Drew Peterson’s new life as an Illinois Department of Corrections inmate has begun.
Peterson was transferred this morning to the Stateville Correctional Center near Crest Hill, where he was evaluated for placement based upon factors such as his conviction, length of sentence, program needs and medical and mental health requirements.
Peterson stayed at Stateville only a few hours before being sent to his new home at Pontiac prison northeast of Bloomington, a maximum security facility that has a protective custody unit. The assignment was based upon factors such as his conviction, length of sentence, program needs and medical and mental health requirements, per Illinois Department of Correction protocol.
Officials have not said whether he has a cellmate or if he will be in solitary confinement like he had been during his jail stay.
As part of his daily routine there, he will remain in his cell for most of the day, though he will be allowed out for meals and showers. Most inmates also get about five hours of recreation time outside per week, Illinois Department of Corrections spokesman Stacey Solano said.
The Will County jail – which had held Peterson in solitary confinement since his May 2009 arrest for his own safety – had the paperwork prepared for his transfer by the time he returned from his sentencing hearing Thursday, officials said.
The sheriff’s department, which oversees the jail, kept the former Bolingbrook police sergeant segregated from the general population there amid concerns that his high-profile case and law-enforcement background would make him a target of inmates looking to build tough-guy reputations.
Jail supervisors began preparing Peterson at 8:30 a.m. and he left without incident by 9:22 a.m., officials said.Drew Peterson wanted to make sure he was heard when he was given one last chance to speak Thursday, shortly before being sentenced to 38 years in prison for the murder of his third wife, Kathleen Savio.
Declining to speak from the defense table, where there was no microphone, the former Bolingbrook police sergeant shuffled to the witness stand in his jail-issued blue scrubs and orange shoes and began quietly.
"I hope I don't aggravate the situation," he turned and told the judge.
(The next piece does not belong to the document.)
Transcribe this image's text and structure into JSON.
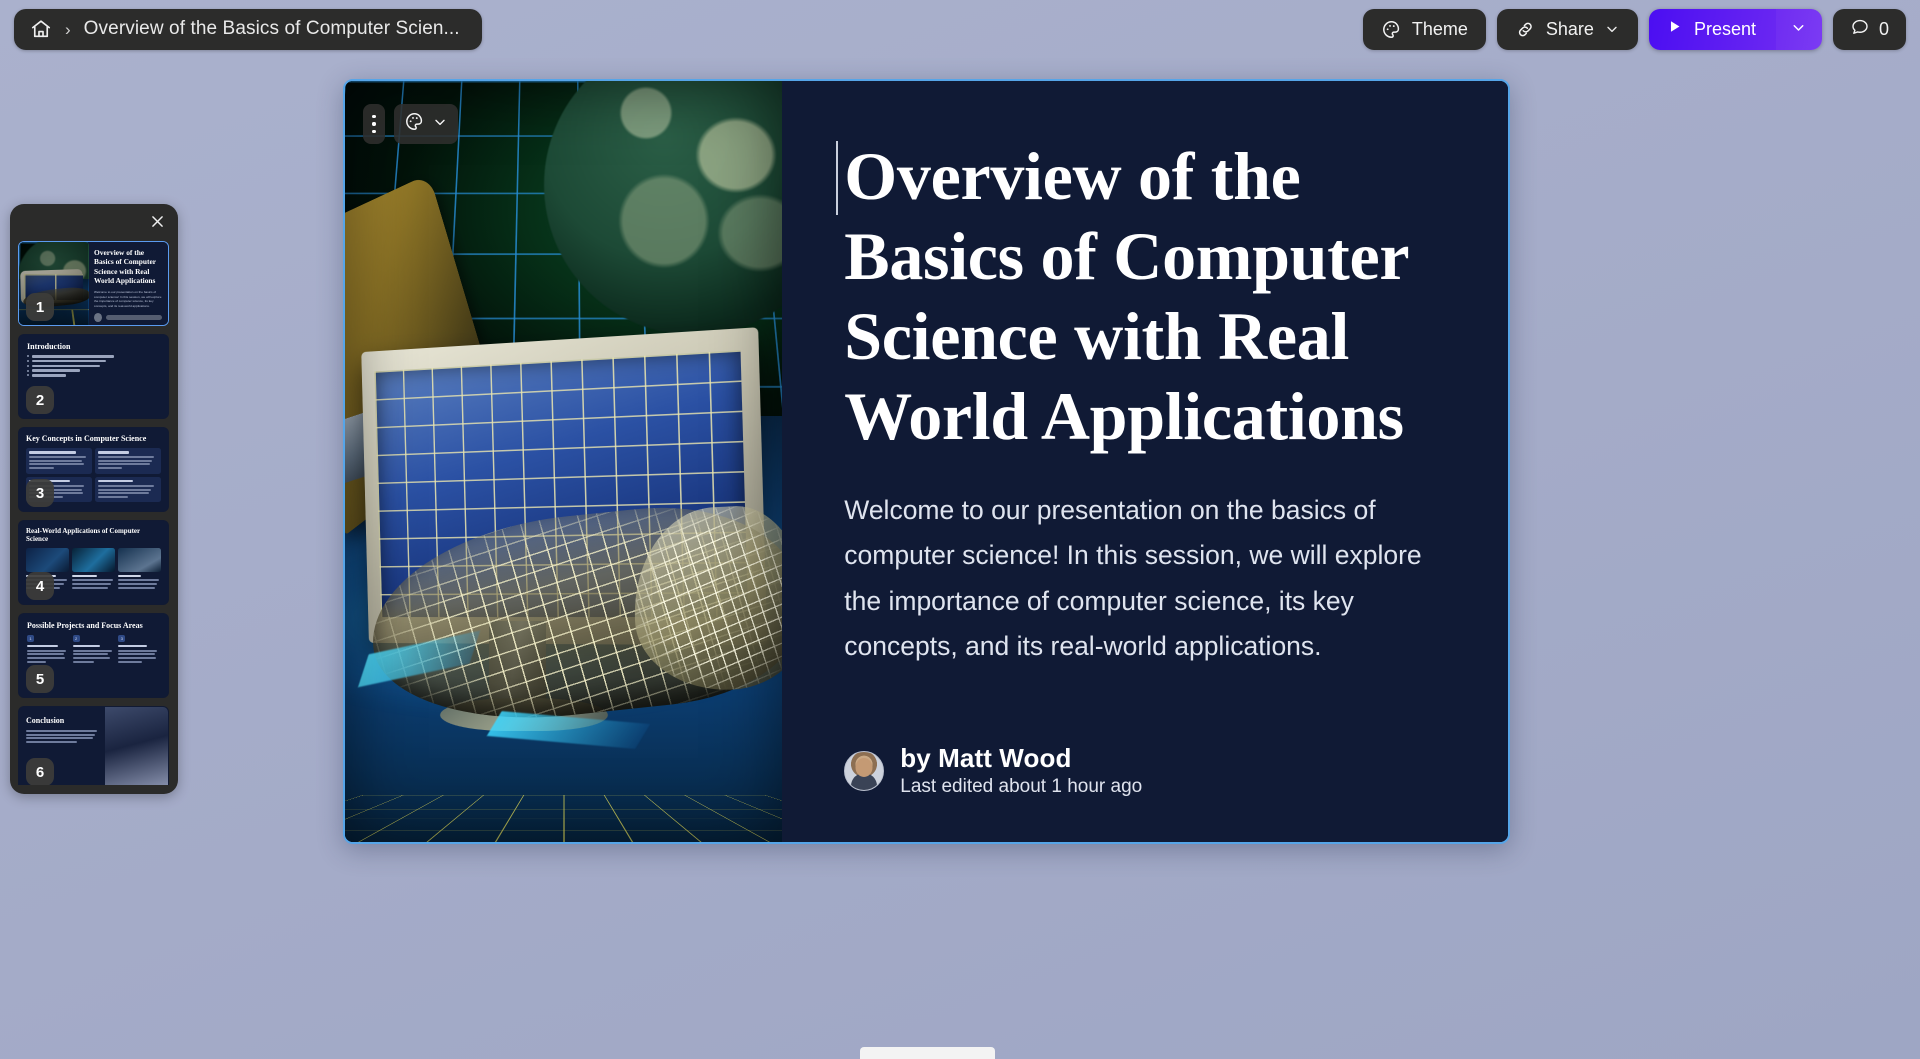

Then Peterson screamed into the microphone, "I did not kill Kathleen!" startling almost everyone in the courtroom.
"Yes, you did!" Savio's sister Sue Doman yelled back from the gallery, prompting Will County Circuit Judge Edward Burmila to order her out of the courtroom.
It was an odd end to a case replete with oddities and circuslike sideshows. For the next 40 minutes, Peterson cried, raged and whispered, challenged the state's attorney to look him in the eye and indulged in self-pity as he unleashed his multitudinous thoughts like a character in a Dostoevsky novel.
The 59-year-old said he expects to die in prison. Barring any successful appeal, he won't be eligible for release until he's 93.
Peterson claimed that lies and mistakes by witnesses, prosecutors and police led to his conviction, and made disparaging remarks about Savio's family, attorneys and others involved in the case. His defense attorneys called the monologue an impassioned plea for leniency, but prosecutors said it was proof that Peterson is a psychopath.
"When he got up on the stand and (in) that shrill, kinda-feminine screech that he didn't kill Kathy — that's the guy that killed Kathy," Will County State's Attorney James Glasgow said. "You got a glimpse into his soul."
But in describing himself on the stand Thursday, Peterson said he was maligned and misunderstood.
"Until this happened, I thought I was viewed as a great guy," Peterson said, giving a litany of public and private good deeds before announcing he planned to tattoo the phrase "No good deed goes unpunished" across his shoulders.
"The state took an accident and staged a homicide," Peterson said, before turning to the judge. "Can I get some water?"
Once refreshed, Peterson said he had upheld the oath he swore when he became a police officer.
"I always took my job seriously, I never violated the public trust," he said, his voice husky with emotion before quoting one of the Ten Commandments. "And I never beared false witness against anyone."